  • 48. WELCOME PACKET! Welcome Maria Hernandez! Maria Hernandez is new to Needham Broughton High School. As an English Language Learner (ELL), Maria may be unfamiliar with her new school and learning environment. However you, her classroom teacher, can help make Marias transition easier. The ESL Department has prepared this Welcome Packet to help familiarize you with Maria, and to help you welcome Maria as she matriculates. Student Name: Maria Hernandez ESL Teacher: Abigail McNulty Homeroom Teacher: Lisa Ballentine Native Language: Spanish Birth Country: Costa Rica Date Enrolled: 3/11/2013 Initial Grade Level: 10 Parent/Guardian: Estrella Hernandez (Aunt) Phone: 876-555-1291 Occupation: Data Administrator Simple Welcome Phrases The following phrases may be helpful for introducing yourself to Maria, and helping her get started in school: Hello Maria, my name is Ms. McNulty. Hola Maria, mi nombre es Sra. Ballentine. This is your class schedule, it will help you find which room you should go to, and when. Esta es tu horario de clases, que le ayudará a encontrar que la habitación que debe ir, y cuándo. I hope you have a wonderful day in class. Espero que tengas un maravilloso día en la clase. Please speak with your ESL teacher about that. Por favor, hable con su maestra de inglés en eso. Marias Current Learning Abilities Maria took the W-APT 9-12 on 2/26/2013. Her scores and WIDA CAN DO Descriptors below will help you understand her current abilities as a student: Listening (5.0) Speaking (6.0) Reading (5.0) Writing (3.0) Use oral information Student has achieved Differentiate and apply Produce short paragraphs with to accomplish grade- English proficiency in multiple meanings of main ideas and some details (e.g., level tasks this domain words/phrases column notes) Evaluate intent of Apply strategies to new Create compound sentences (e.g., speech and act situations with conjunctions) accordingly Infer meaning from Explain steps in problem-solving Make inferences from modified grade-level Compare/contrast information, grade-level text read text events, characters aloud Critique material and Give opinions, preferences, and Discriminate among support argument reactions along with reasons multiple genres read Sort grade-level text by orally genre Discipline/Behavioral Information Maria has had 1 incident in the past 30 days: • 3/12/2012: Held after school due to missing homeroom. ESL Department Information If you need further information about Maria, please contact her ESL Teacher, Abigail McNulty, at 867-223-5000 ext. 23.

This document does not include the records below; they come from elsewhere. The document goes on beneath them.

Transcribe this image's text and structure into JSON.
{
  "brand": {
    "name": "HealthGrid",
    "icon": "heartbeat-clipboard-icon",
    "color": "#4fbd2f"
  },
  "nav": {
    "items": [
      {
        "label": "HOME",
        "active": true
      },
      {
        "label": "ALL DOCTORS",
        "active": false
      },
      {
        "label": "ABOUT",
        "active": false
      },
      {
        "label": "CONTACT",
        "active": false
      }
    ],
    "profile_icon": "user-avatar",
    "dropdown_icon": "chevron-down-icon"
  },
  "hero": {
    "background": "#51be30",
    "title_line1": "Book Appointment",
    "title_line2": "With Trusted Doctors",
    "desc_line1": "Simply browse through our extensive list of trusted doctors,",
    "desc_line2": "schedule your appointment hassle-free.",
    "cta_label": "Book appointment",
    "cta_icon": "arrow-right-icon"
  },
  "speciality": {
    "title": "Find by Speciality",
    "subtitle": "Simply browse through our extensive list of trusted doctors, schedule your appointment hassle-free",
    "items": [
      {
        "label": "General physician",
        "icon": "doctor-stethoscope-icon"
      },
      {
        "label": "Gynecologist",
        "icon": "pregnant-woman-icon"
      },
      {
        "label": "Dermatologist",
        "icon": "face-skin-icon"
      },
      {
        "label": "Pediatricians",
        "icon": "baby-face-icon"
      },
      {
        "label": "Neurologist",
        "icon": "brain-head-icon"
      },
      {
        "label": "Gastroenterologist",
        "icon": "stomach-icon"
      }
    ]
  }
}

  • 49. DEMO! The Platform 1. Improve Instruction 2. Increase Productivity 3. Enhance Collaboration A Quick Demo